> Work request: Among the entries, which lines carry the string "icon"? Copy every one.

> Records for this exercise:
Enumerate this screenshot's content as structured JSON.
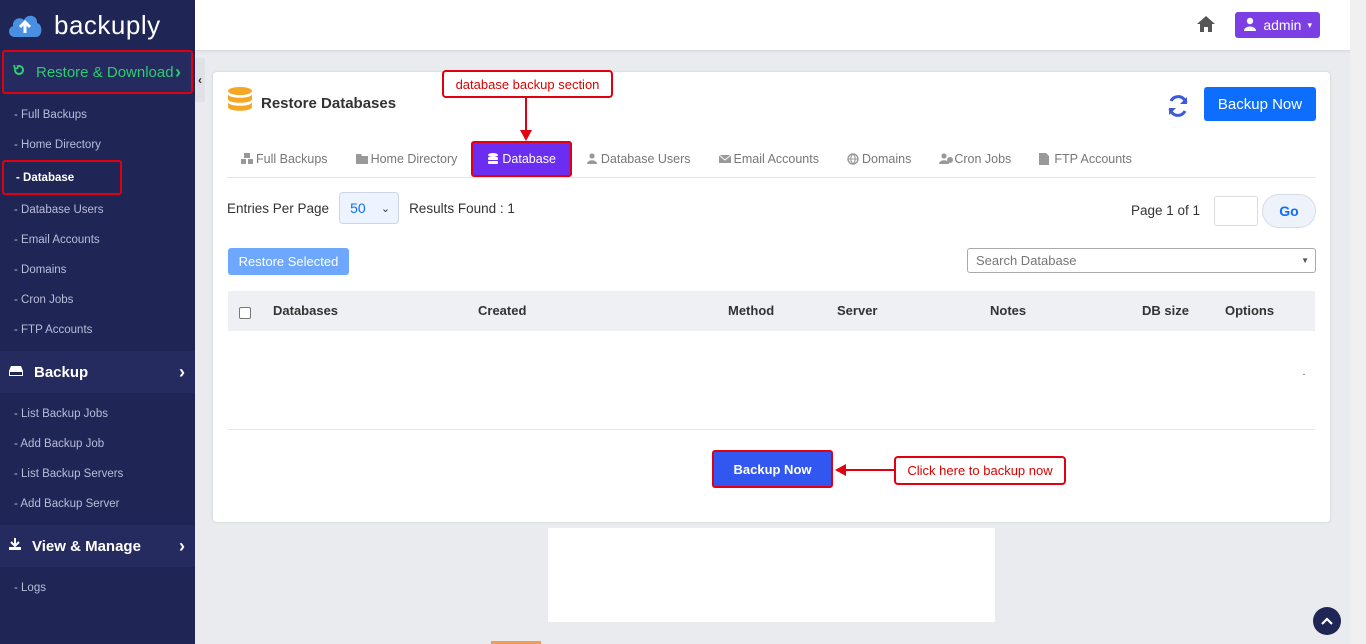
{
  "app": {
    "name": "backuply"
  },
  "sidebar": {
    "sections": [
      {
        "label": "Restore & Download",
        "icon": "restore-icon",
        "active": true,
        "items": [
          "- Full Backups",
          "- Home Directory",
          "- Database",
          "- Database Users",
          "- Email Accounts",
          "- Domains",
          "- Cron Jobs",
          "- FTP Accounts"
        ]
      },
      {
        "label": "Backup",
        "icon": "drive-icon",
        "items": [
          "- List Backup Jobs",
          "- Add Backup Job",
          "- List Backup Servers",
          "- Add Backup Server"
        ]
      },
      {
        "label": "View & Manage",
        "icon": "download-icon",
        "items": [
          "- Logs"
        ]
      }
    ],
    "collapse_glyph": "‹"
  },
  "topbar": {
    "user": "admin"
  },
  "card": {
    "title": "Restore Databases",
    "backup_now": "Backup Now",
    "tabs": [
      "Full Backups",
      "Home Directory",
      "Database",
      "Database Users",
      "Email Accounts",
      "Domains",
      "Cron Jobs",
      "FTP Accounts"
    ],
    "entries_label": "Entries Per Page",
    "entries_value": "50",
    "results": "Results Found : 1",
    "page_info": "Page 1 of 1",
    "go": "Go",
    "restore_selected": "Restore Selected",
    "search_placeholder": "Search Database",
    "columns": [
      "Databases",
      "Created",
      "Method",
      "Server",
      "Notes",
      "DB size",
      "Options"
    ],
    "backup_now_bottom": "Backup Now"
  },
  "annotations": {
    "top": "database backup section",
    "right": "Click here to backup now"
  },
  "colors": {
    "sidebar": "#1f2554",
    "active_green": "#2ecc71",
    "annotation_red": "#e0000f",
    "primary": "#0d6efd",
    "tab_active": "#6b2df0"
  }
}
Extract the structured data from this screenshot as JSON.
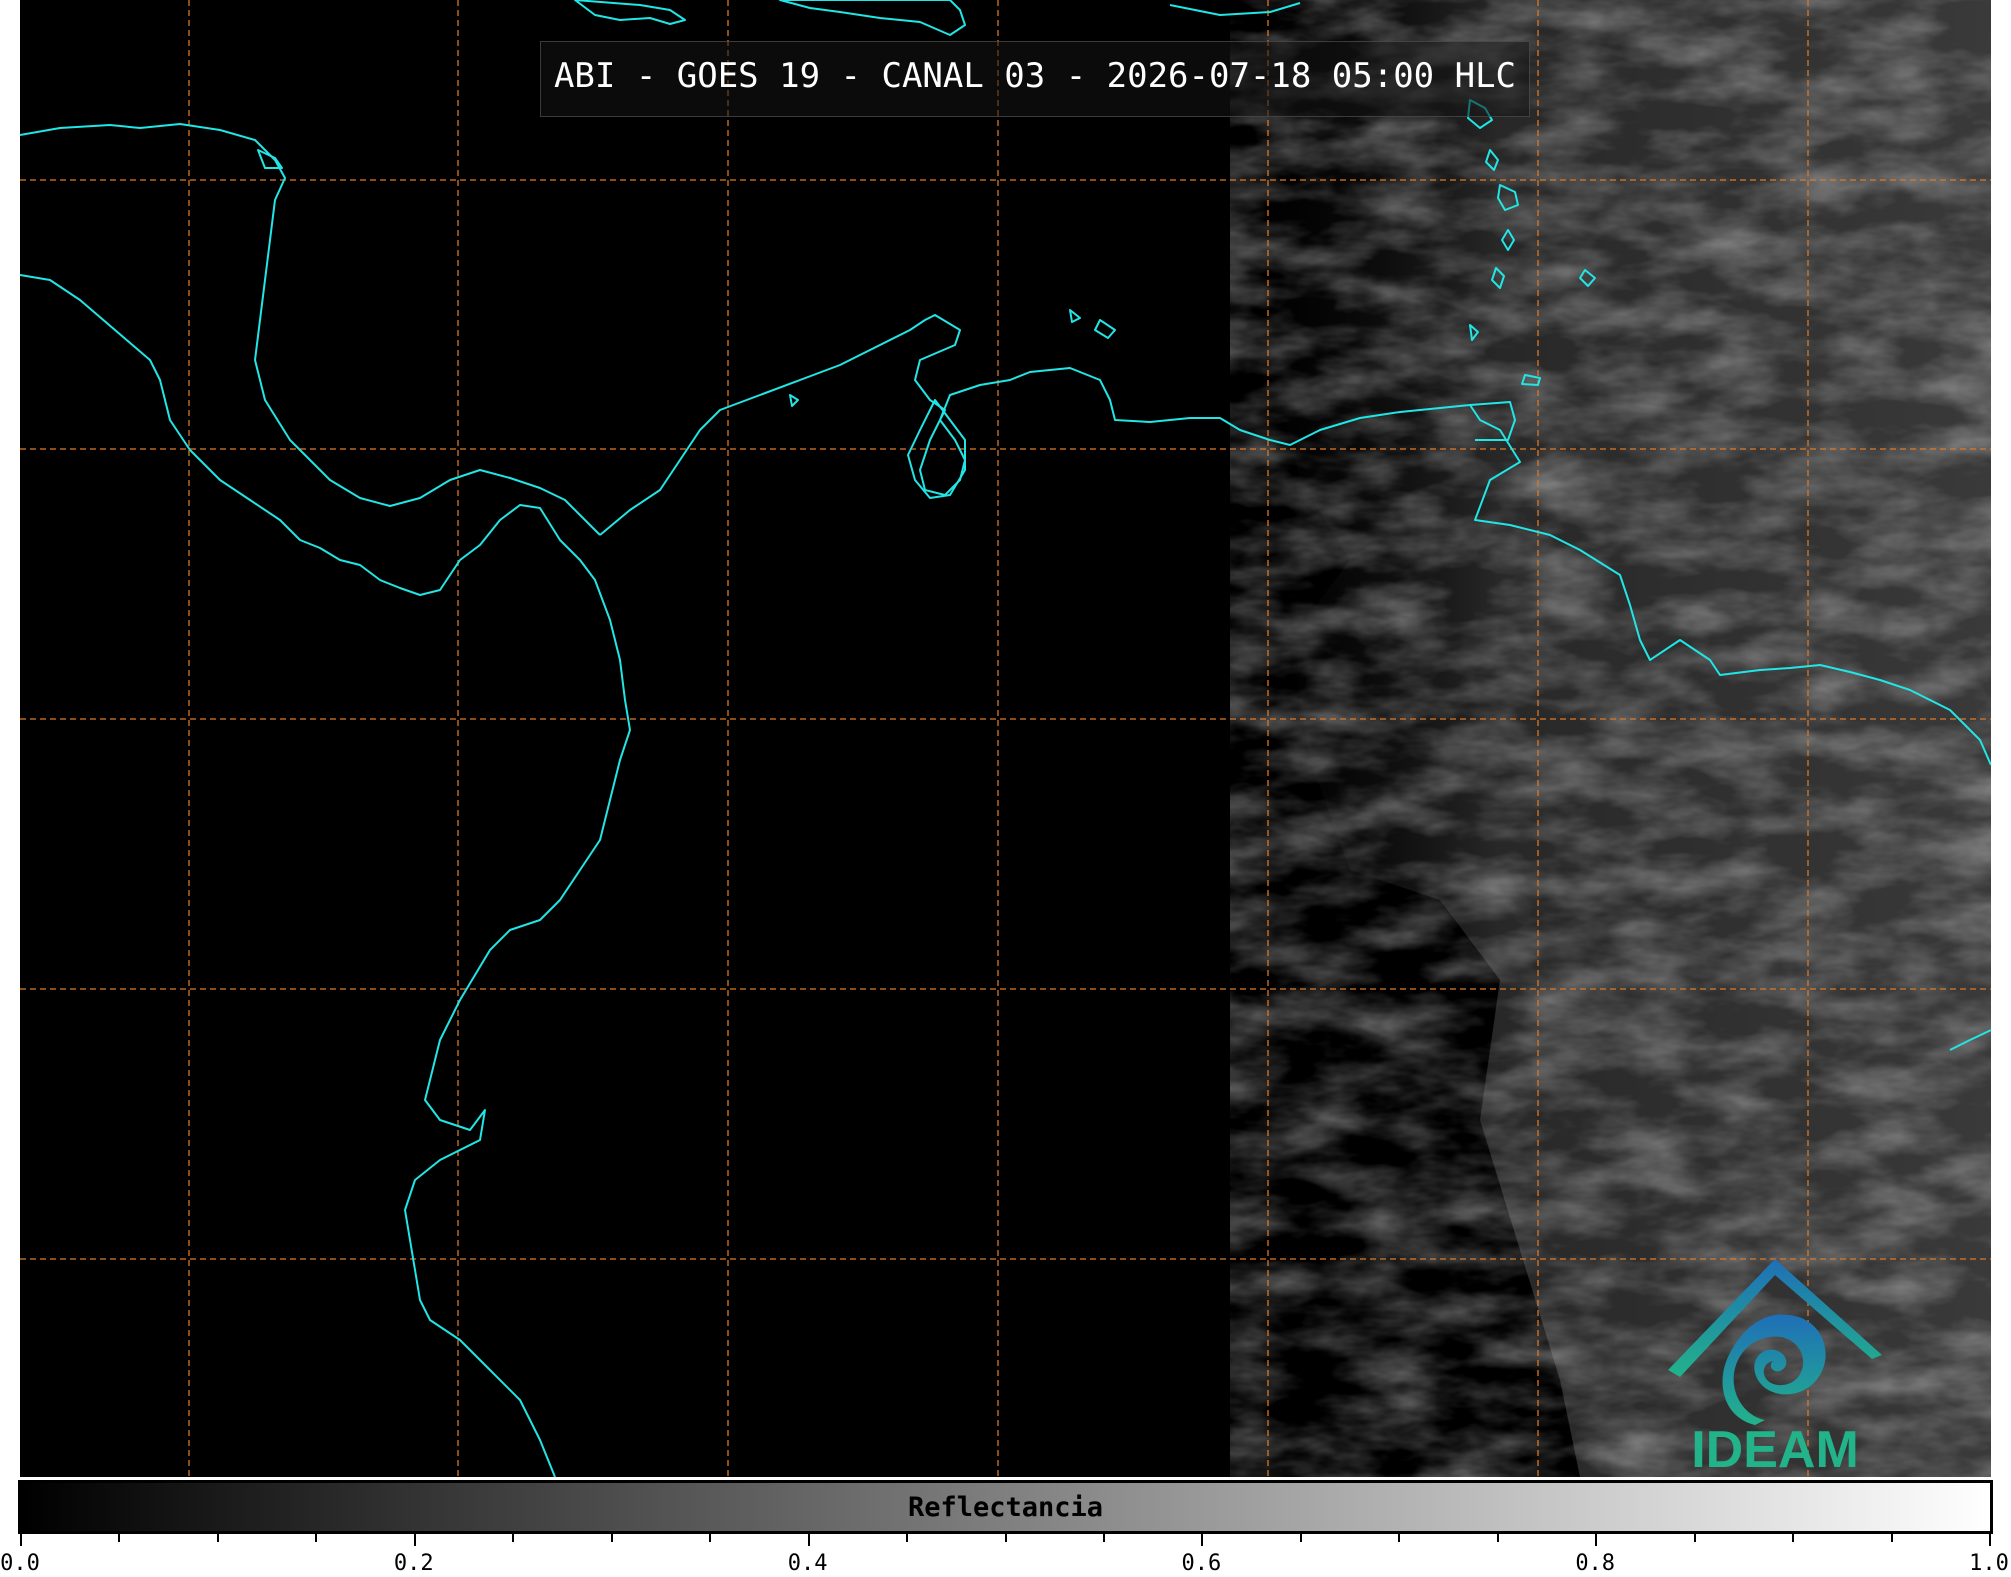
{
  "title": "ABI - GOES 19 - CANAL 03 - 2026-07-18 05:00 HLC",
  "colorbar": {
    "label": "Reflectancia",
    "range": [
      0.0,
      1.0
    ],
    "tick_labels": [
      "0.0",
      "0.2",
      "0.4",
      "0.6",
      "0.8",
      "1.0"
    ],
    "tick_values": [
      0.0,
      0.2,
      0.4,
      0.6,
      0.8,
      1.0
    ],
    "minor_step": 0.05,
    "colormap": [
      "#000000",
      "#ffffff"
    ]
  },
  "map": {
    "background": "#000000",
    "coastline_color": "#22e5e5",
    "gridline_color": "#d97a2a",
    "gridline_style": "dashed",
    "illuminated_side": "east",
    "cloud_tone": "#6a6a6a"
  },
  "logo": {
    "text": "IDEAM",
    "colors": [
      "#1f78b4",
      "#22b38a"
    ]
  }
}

> Response to this exercise:
        "icon": "restore-icon",
        "icon": "drive-icon",
        "icon": "download-icon",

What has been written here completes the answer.